In December 2011 President Obama visited Osawatomie, Kansas, summoning the ghost of Teddy Roosevelt who delivered a famous speech there in 1910 on progressive nationalism. Obama declared that economic inequality is “the defining issue of our time” and dedicated his administration to restoring fairness:
I’m here in Kansas to reaffirm my deep conviction that we’re greater together than we are on our own. I believe that this country succeeds when everyone gets a fair shot, when everyone does their fair share, when everyone plays by the same rules. These aren’t Democratic values or Republican values. These aren’t 1 percent values or 99 percent values. They’re American values. And we have to reclaim them.
When I reflect on C. S. Lewis’ words below, I wonder whether Obama conceives of equality as intrinsically good, whether he treats equality as “a medicine or a safety-gadget” or “an ideal,” whether the source of his demand for equality is “the desire for fair play” or “the hatred of superiority.” It is impossible to make definite judgments here, but I have my hunches about Obama.
I do not think that equality is one of those things (like wisdom or happiness) which are good simply in themselves and for their own sakes.
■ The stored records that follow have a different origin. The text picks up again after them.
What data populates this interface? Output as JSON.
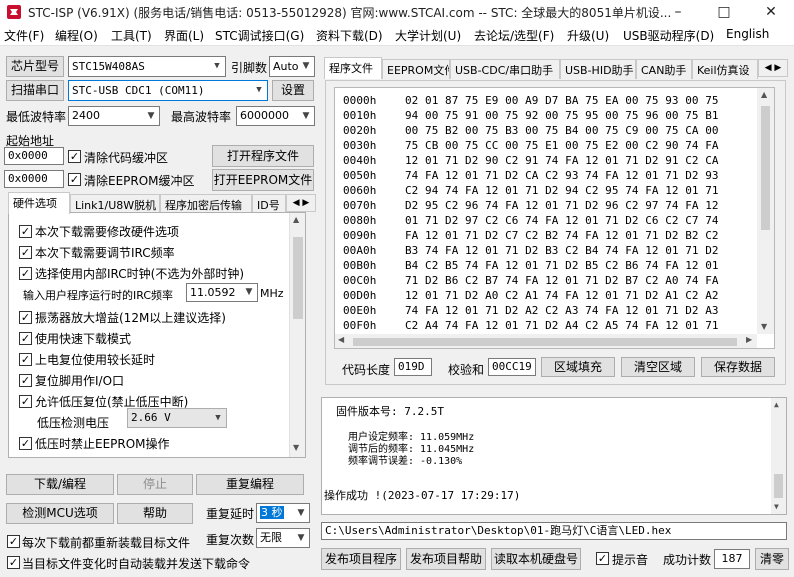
{
  "window": {
    "title": "STC-ISP (V6.91X) (服务电话/销售电话: 0513-55012928) 官网:www.STCAI.com  -- STC: 全球最大的8051单片机设..."
  },
  "menu": [
    "文件(F)",
    "编程(O)",
    "工具(T)",
    "界面(L)",
    "STC调试接口(G)",
    "资料下载(D)",
    "大学计划(U)",
    "去论坛/选型(F)",
    "升级(U)",
    "USB驱动程序(D)",
    "English"
  ],
  "left": {
    "chip_label": "芯片型号",
    "chip_value": "STC15W408AS",
    "pins_label": "引脚数",
    "pins_value": "Auto",
    "scan_label": "扫描串口",
    "port_value": "STC-USB CDC1 (COM11)",
    "settings_label": "设置",
    "min_baud_label": "最低波特率",
    "min_baud_value": "2400",
    "max_baud_label": "最高波特率",
    "max_baud_value": "6000000",
    "start_addr_label": "起始地址",
    "addr1": "0x0000",
    "clear_code_label": "清除代码缓冲区",
    "open_prog_label": "打开程序文件",
    "addr2": "0x0000",
    "clear_eeprom_label": "清除EEPROM缓冲区",
    "open_eeprom_label": "打开EEPROM文件",
    "tabs": [
      "硬件选项",
      "Link1/U8W脱机",
      "程序加密后传输",
      "ID号"
    ],
    "options": [
      "本次下载需要修改硬件选项",
      "本次下载需要调节IRC频率",
      "选择使用内部IRC时钟(不选为外部时钟)",
      "振荡器放大增益(12M以上建议选择)",
      "使用快速下载模式",
      "上电复位使用较长延时",
      "复位脚用作I/O口",
      "允许低压复位(禁止低压中断)",
      "低压时禁止EEPROM操作"
    ],
    "irc_label": "输入用户程序运行时的IRC频率",
    "irc_value": "11.0592",
    "irc_unit": "MHz",
    "low_volt_label": "低压检测电压",
    "low_volt_value": "2.66 V",
    "download_label": "下载/编程",
    "stop_label": "停止",
    "reprogram_label": "重复编程",
    "detect_label": "检测MCU选项",
    "help_label": "帮助",
    "repeat_delay_label": "重复延时",
    "repeat_delay_value": "3 秒",
    "repeat_count_label": "重复次数",
    "repeat_count_value": "无限",
    "reload_label": "每次下载前都重新装载目标文件",
    "auto_send_label": "当目标文件变化时自动装载并发送下载命令"
  },
  "right": {
    "tabs": [
      "程序文件",
      "EEPROM文件",
      "USB-CDC/串口助手",
      "USB-HID助手",
      "CAN助手",
      "Keil仿真设"
    ],
    "hex_rows": [
      {
        "addr": "0000h",
        "bytes": "02 01 87 75 E9 00 A9 D7 BA 75 EA 00 75 93 00 75"
      },
      {
        "addr": "0010h",
        "bytes": "94 00 75 91 00 75 92 00 75 95 00 75 96 00 75 B1"
      },
      {
        "addr": "0020h",
        "bytes": "00 75 B2 00 75 B3 00 75 B4 00 75 C9 00 75 CA 00"
      },
      {
        "addr": "0030h",
        "bytes": "75 CB 00 75 CC 00 75 E1 00 75 E2 00 C2 90 74 FA"
      },
      {
        "addr": "0040h",
        "bytes": "12 01 71 D2 90 C2 91 74 FA 12 01 71 D2 91 C2 CA"
      },
      {
        "addr": "0050h",
        "bytes": "74 FA 12 01 71 D2 CA C2 93 74 FA 12 01 71 D2 93"
      },
      {
        "addr": "0060h",
        "bytes": "C2 94 74 FA 12 01 71 D2 94 C2 95 74 FA 12 01 71"
      },
      {
        "addr": "0070h",
        "bytes": "D2 95 C2 96 74 FA 12 01 71 D2 96 C2 97 74 FA 12"
      },
      {
        "addr": "0080h",
        "bytes": "01 71 D2 97 C2 C6 74 FA 12 01 71 D2 C6 C2 C7 74"
      },
      {
        "addr": "0090h",
        "bytes": "FA 12 01 71 D2 C7 C2 B2 74 FA 12 01 71 D2 B2 C2"
      },
      {
        "addr": "00A0h",
        "bytes": "B3 74 FA 12 01 71 D2 B3 C2 B4 74 FA 12 01 71 D2"
      },
      {
        "addr": "00B0h",
        "bytes": "B4 C2 B5 74 FA 12 01 71 D2 B5 C2 B6 74 FA 12 01"
      },
      {
        "addr": "00C0h",
        "bytes": "71 D2 B6 C2 B7 74 FA 12 01 71 D2 B7 C2 A0 74 FA"
      },
      {
        "addr": "00D0h",
        "bytes": "12 01 71 D2 A0 C2 A1 74 FA 12 01 71 D2 A1 C2 A2"
      },
      {
        "addr": "00E0h",
        "bytes": "74 FA 12 01 71 D2 A2 C2 A3 74 FA 12 01 71 D2 A3"
      },
      {
        "addr": "00F0h",
        "bytes": "C2 A4 74 FA 12 01 71 D2 A4 C2 A5 74 FA 12 01 71"
      }
    ],
    "code_len_label": "代码长度",
    "code_len_value": "019D",
    "checksum_label": "校验和",
    "checksum_value": "00CC19",
    "fill_label": "区域填充",
    "clear_area_label": "清空区域",
    "save_label": "保存数据",
    "log": {
      "fw": "固件版本号: 7.2.5T",
      "user_freq": "用户设定频率: 11.059MHz",
      "adjusted_freq": "调节后的频率: 11.045MHz",
      "freq_error": "频率调节误差: -0.130%",
      "success": "操作成功 !(2023-07-17 17:29:17)"
    },
    "path": "C:\\Users\\Administrator\\Desktop\\01-跑马灯\\C语言\\LED.hex",
    "publish_prog_label": "发布项目程序",
    "publish_help_label": "发布项目帮助",
    "read_disk_label": "读取本机硬盘号",
    "beep_label": "提示音",
    "success_count_label": "成功计数",
    "success_count_value": "187",
    "clear_label": "清零"
  }
}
I think it is in the same class as medicine, which is good because we are ill, or clothes which are good because we are no longer innocent. I don’t think the old authority in kings, priests, husbands, or fathers, and the old obedience in subjects, laymen, wives, and sons, was in itself a degrading or evil thing at all. I think it was intrinsically as good and beautiful as the nakedness of Adam and Eve. It was rightly taken away because men became bad and abused it. To attempt to restore it now would be the same error as that of the Nudists. Legal and economic equality are absolutely necessary remedies for the Fall, and protection against cruelty.
– “Equality” (1943)
When equality is treated not as a medicine or a safety-gadget but an ideal we begin to breed that stunted and envious sort of mind which hates all superiority.
– “Equality” (1943)
The demand for equality has two sources; one of them is among the noblest, the other is the basest, of human emotions. The noble source is the desire for fair play. But the other source is the hatred of superiority.
– “Democratic Education” (1944)
- Washington Post: Glen Kessler, Obama’s Kansas speech: some suspect facts
- Wall Street Journal: Daniel Henninger, Obama’s Godfather Speech
- National Journal: Ronald Brownstein, TR’s Two Legacies
- Washington Post: Obama’s campaign for class resentment
- National Review: Michael Knox Beran, Big Statism in Osawatomie
- National Review: Matthew Spalding, The String-Pullers